Democracy without politicians
PISP's John Garry considers whether we really need politicians in a new animation informed by his recent research.
Do we really need politicians? Could we have democracy without them? What do you think?
A study led by Professor John Garry considers what types of decisions randomly selected citizens may make, over controversial issues, in a divided society such as Northern Ireland. Conclusions suggested that a majority of citizens tended to compromise, and more so with preparation and dialogue in advance.
Researchers tested 1000 citizens who were asked about the Union flag flying over government buildings. Flags in Northern Ireland have been a controversial issue throughout its troubled history. In 2012, rioting and weeks of civil unrest followed a Belfast City Council decision to reduce the flying of the Union flag from 365 days per year over the City Hall. Irish nationalist politicians generally advocated the removal of the flag while unionist politicians lobbied for it to remain all year round.
In the research, citizens were prepared in different ways, with some given no preparation and others an outline and summary of the main arguments and issues. Another group was asked to imagine a dialogue with someone of 'the other' community. Of note was that this final group was more likely to compromise (59% in total with 14% unsure and 27% against) than those who had no preparation (48% in total with 20% unsure and 32% against). These results suggest that randomly selected citizens tend to compromise, and more so with preparation and dialogue in advance.
Would politicians and the general public be supportive of the idea of randomly selected citizens making political decisions? The project asked a sample of 1000 citizens what they thought of the idea and also asked a sample of Northern Ireland's politicians (MLAs). Support from the general public (62%) was a lot higher than support from MLAs (17%).
John Garry (email@example.com) is a Professor of Political Behaviour at Queen's University Belfast, School of Politics, International Studies and Philosophy.
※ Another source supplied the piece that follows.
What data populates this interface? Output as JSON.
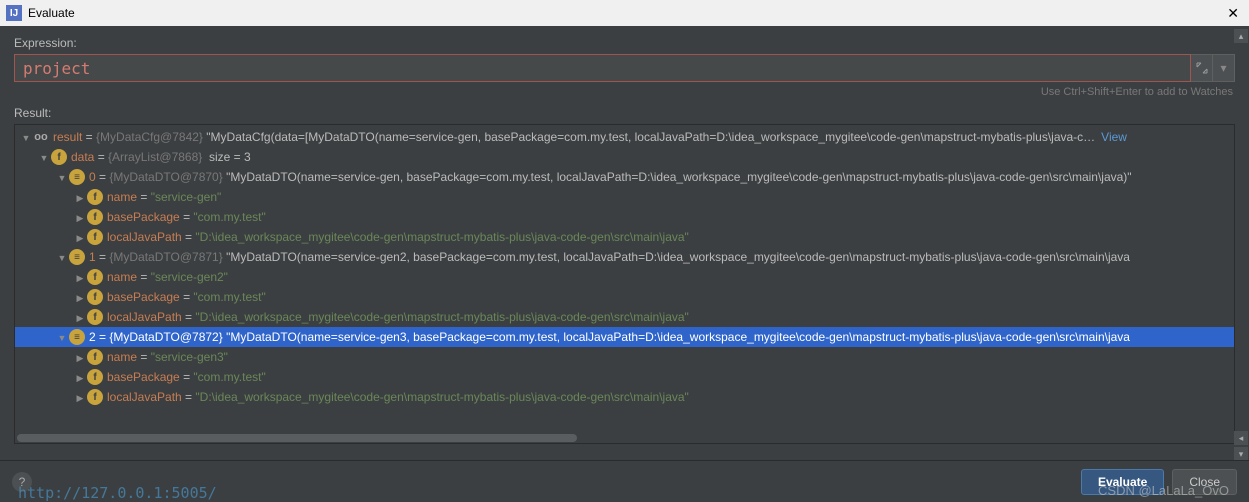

He is also a Senior Research Fellow at the Global Research Institute for the Study of Peace, Security and Justice.
The research was funded by the Economic and Social Research Council (ESRC) of the UK.